But the trick of this supposed dethronement is that, while purportedly rendering “Man” less cosmically and metaphysically important, it actually enthrones us modern “scientiﬁc” humans in all our enlightened superiority. It declares, in effect, “We’re truly very special because we’ve shown that we’re not so special.”
…Instead it offers — if anything at all — a specialness that is cast in exclusively existential or Promethean terms, with humankind lifting itself up by its own bootstraps and heroically, though in the end pointlessly, defying the universal silence.
This is a thoroughly Renaissance humanist idea (and you’ll be aware how closely it resonates with my work on “fallen nature” and Prometheus).
Incidentally, there’s a nod in the article to Lou Jost’s equally mythical assertion (on this or an earlier thread) that Christian teaching has always been afraid of consideration of extraterrestrial life. I showed him Richard Baxter, but here’s Kepler, the Lutheran (and humanist), simply assuming it to be the case in Christ’s cosmos:
“Let the Jovian creatures, therefore, have something with which to console themselves [for being less important than a celestial earth]. Let them even have … their own four planets.”
Danielson points to reasons why the Copernican cliché is harmful – (a) it falsifies history and the history of ideas, when science should be about truth, (b) it forecloses the very important consideration of our own place in the universe and (c):
It impedes a critical evaluation of what may be the hidden “teleology” of materialist modernism.
…a hidden teleology that some of us have noted repeatedly in Darwinian evolutionary writing.
Danielson hopes to help put the record straight, but notes:
Over the past century a handful of other scholars have in their own ways drawn attention to medieval geocentrism’s non-anthropocentric character or to anthropocentric tendencies within Copernicanism, but their arguments, however robust, have apparently simply not registered in either the popular or the scholarly scientiﬁc mind.
But is the problem mere lack of information? He optimistically hopes:
My assumption in attempting these tasks is that, if professional physicists and astronomers can be made aware of the fallacy of the cliché, then its days maybe numbered.
Sadly, this assumes there’s mo metaphysical commitment to the mythical version, which is doubtful. There is indeed total ideological commitment to it, or it would hardly be the case that:
It is a claim that one hears not only in Hollywood B-movies but also from more scientiﬁcally reputable sources. Most high school science texts [my emphasis] seem to say so, as do many university-level “Astronomy 101” syllabuses.
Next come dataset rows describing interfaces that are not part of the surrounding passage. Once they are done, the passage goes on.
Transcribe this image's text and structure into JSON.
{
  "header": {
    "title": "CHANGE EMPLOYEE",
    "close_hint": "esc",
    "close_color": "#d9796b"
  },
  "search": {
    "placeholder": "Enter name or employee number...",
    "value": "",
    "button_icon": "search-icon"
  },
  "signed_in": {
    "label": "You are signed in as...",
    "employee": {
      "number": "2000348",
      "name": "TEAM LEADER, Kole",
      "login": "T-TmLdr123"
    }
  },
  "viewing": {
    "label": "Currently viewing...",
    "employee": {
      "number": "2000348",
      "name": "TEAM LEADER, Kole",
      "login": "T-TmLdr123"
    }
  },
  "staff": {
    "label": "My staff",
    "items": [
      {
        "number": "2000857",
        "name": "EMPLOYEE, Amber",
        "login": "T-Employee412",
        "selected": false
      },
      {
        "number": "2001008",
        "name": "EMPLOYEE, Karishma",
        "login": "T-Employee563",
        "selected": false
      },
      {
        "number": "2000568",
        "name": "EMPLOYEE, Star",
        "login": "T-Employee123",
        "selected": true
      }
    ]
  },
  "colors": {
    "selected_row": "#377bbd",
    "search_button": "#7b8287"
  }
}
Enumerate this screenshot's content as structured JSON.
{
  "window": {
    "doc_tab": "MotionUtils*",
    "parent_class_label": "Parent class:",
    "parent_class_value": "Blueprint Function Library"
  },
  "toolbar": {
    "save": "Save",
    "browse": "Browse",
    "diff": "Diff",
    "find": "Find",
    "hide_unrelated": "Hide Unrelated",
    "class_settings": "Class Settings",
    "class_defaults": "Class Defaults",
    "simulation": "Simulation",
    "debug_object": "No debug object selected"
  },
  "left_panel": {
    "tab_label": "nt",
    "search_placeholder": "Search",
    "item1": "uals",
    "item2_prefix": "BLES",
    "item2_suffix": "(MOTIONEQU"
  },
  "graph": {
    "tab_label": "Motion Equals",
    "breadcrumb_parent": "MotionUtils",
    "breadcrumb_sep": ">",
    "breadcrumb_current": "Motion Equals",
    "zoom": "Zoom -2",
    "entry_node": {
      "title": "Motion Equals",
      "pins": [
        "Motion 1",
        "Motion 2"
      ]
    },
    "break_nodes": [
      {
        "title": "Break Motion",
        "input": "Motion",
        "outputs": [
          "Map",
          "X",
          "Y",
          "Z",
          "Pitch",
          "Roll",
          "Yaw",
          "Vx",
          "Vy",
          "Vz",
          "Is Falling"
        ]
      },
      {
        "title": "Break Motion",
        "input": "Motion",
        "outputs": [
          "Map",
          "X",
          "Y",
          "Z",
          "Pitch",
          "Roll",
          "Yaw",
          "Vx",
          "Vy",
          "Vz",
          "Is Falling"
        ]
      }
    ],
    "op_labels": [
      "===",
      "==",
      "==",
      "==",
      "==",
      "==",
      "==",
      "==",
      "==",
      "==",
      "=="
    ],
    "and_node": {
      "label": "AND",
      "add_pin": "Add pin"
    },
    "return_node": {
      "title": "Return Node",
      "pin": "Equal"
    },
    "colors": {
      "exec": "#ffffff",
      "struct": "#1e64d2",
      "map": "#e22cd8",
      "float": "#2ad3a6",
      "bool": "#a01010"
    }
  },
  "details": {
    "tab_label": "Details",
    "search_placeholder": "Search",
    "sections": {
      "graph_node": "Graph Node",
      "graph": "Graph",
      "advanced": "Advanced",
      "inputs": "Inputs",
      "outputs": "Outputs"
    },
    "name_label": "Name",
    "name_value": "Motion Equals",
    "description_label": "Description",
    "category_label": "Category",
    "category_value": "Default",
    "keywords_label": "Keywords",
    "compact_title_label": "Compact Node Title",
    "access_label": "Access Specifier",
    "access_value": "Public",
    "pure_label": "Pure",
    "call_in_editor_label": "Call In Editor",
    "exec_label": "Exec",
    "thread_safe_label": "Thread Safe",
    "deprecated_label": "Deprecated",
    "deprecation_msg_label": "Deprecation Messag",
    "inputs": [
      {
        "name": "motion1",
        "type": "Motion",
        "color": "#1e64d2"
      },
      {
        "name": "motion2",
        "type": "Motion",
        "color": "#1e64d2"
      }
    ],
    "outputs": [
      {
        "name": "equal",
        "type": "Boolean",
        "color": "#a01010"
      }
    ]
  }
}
And that raises the question why, if it is inadmissable to teach religious or metaphysical opinion in science, it is permissible to teach sheer lies as history – with a clear metaphysical agenda – in science? Science teachers like Merv have a serious challenge on hand, it seems to me.